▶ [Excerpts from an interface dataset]
* * * * * * *
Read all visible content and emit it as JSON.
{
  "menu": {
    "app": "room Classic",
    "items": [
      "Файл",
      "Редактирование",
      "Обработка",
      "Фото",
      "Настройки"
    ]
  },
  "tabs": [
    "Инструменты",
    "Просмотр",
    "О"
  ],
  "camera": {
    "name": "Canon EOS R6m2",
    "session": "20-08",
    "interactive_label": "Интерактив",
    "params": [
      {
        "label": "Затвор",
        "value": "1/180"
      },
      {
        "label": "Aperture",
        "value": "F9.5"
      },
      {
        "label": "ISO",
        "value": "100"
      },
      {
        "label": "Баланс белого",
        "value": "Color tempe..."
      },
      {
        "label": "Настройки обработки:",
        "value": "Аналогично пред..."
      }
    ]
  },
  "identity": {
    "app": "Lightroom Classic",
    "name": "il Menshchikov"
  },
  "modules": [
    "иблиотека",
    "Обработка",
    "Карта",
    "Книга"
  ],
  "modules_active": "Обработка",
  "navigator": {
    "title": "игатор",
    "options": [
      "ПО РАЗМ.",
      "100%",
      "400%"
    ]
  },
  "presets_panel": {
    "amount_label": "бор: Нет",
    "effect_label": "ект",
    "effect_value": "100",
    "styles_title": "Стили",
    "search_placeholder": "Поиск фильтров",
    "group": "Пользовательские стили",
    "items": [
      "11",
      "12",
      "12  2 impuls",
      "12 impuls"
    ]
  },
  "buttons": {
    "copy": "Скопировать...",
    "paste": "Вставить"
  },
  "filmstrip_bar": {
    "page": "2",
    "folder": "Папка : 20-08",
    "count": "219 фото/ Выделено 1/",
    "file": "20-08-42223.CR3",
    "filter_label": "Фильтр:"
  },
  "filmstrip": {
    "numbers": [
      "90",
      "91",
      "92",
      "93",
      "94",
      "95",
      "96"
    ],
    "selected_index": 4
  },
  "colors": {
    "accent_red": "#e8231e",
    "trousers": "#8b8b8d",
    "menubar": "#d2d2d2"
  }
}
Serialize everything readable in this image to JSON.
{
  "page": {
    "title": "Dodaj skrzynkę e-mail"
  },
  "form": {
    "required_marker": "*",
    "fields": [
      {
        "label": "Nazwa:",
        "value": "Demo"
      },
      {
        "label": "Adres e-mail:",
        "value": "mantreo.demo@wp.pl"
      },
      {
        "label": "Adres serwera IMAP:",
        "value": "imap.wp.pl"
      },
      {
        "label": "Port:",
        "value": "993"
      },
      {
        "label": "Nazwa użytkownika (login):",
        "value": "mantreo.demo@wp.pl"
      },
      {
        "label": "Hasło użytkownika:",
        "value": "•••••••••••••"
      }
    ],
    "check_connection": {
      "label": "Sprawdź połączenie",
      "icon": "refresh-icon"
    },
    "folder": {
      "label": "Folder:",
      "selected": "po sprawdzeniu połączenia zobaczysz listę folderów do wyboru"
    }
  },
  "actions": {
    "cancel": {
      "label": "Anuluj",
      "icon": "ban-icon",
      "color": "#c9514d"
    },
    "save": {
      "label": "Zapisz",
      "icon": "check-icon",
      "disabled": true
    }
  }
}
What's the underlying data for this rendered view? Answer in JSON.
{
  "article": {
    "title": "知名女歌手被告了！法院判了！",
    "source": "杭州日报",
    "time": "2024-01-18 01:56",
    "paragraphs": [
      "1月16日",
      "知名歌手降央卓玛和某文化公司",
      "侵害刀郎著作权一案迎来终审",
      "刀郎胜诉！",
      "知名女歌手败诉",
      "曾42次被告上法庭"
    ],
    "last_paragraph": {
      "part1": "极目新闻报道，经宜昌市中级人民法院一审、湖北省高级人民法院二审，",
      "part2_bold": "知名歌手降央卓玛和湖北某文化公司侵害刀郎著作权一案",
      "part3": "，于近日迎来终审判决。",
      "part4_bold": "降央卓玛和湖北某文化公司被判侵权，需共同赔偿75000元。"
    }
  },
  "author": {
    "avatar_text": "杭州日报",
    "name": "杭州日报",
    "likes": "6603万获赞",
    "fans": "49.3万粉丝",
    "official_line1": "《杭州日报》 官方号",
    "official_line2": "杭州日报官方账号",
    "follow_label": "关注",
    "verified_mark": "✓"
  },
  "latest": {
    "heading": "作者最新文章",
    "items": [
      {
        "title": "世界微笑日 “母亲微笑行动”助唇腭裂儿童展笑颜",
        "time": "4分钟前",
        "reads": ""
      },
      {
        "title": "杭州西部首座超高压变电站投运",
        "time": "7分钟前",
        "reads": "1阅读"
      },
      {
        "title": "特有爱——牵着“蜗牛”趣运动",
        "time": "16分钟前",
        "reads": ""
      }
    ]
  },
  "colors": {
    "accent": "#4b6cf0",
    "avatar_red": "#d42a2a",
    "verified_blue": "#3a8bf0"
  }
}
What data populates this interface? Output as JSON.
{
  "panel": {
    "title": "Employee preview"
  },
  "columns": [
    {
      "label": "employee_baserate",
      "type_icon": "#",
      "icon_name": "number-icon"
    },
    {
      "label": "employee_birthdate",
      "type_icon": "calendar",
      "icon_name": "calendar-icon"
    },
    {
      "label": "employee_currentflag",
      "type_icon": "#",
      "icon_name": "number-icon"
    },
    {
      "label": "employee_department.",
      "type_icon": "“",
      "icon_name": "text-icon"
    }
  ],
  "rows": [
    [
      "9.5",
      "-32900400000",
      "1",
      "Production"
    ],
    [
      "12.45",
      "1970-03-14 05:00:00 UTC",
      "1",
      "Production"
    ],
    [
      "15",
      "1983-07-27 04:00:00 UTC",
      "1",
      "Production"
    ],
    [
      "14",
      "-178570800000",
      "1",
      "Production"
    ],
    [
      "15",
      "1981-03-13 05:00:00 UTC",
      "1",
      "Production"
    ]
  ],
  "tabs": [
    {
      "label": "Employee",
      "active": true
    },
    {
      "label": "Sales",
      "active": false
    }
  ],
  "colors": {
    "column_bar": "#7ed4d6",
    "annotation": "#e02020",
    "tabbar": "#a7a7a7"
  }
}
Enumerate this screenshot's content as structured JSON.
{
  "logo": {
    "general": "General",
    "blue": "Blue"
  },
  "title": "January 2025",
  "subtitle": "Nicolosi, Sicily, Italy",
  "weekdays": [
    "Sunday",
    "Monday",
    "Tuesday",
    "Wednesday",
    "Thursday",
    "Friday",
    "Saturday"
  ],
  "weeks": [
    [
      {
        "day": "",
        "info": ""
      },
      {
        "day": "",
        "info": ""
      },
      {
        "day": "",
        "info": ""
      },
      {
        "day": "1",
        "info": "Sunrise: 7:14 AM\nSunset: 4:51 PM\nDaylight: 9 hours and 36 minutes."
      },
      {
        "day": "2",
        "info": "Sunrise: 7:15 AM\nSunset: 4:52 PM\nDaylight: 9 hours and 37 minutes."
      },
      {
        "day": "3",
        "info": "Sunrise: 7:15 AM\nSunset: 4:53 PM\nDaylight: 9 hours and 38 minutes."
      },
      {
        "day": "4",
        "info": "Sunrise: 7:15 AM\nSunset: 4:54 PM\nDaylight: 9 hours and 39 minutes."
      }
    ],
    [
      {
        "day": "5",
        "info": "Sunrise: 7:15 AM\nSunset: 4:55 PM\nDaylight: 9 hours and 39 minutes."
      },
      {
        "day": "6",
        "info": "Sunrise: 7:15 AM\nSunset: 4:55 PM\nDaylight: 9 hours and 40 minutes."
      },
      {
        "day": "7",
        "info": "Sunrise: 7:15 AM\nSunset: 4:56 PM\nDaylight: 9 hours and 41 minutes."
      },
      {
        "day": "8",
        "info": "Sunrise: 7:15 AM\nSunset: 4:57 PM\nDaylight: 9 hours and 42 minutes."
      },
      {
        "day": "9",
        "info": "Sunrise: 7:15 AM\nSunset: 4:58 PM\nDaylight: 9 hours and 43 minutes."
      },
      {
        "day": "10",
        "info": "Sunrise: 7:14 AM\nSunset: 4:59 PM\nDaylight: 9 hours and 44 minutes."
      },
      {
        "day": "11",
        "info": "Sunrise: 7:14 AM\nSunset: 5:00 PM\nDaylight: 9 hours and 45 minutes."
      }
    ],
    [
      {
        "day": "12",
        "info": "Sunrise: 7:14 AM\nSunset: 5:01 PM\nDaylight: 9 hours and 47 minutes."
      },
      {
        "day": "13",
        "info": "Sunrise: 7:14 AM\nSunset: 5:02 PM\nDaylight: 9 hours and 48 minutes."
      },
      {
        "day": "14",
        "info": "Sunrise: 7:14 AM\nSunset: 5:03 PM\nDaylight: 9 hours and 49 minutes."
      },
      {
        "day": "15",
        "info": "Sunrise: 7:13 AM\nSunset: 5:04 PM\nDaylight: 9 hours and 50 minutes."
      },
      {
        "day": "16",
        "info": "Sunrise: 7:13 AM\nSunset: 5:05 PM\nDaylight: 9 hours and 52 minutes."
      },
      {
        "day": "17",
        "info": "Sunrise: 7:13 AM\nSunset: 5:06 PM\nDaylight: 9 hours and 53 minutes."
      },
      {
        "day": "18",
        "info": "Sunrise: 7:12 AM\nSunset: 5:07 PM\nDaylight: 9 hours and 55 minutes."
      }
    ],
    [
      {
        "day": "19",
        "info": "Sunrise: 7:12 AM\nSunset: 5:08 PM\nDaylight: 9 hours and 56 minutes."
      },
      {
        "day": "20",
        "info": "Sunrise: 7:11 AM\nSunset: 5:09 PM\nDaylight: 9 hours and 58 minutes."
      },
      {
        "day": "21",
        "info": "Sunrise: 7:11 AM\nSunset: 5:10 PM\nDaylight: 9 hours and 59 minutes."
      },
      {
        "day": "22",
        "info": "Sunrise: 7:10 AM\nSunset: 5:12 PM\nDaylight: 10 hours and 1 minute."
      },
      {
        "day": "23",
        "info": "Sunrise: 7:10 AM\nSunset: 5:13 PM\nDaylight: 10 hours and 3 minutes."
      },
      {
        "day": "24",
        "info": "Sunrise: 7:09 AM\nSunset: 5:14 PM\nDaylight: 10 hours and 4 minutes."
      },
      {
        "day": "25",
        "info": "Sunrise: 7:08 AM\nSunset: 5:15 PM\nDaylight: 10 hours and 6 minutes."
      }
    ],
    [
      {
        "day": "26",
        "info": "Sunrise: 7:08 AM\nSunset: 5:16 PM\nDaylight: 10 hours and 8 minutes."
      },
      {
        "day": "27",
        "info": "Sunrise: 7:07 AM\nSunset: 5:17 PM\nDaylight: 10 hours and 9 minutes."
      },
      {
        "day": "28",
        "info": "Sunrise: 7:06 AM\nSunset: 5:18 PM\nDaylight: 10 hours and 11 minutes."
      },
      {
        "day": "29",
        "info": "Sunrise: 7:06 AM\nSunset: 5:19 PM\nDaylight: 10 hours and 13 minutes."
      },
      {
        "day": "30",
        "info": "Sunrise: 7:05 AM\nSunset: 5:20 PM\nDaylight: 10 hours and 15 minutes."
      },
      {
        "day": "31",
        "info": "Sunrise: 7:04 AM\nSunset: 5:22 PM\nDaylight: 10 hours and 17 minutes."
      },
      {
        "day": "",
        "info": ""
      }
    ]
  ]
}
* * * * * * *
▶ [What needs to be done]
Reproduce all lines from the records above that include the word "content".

▶ [Output for this exercise]
Read all visible content and emit it as JSON.
Enumerate this screenshot's content as structured JSON.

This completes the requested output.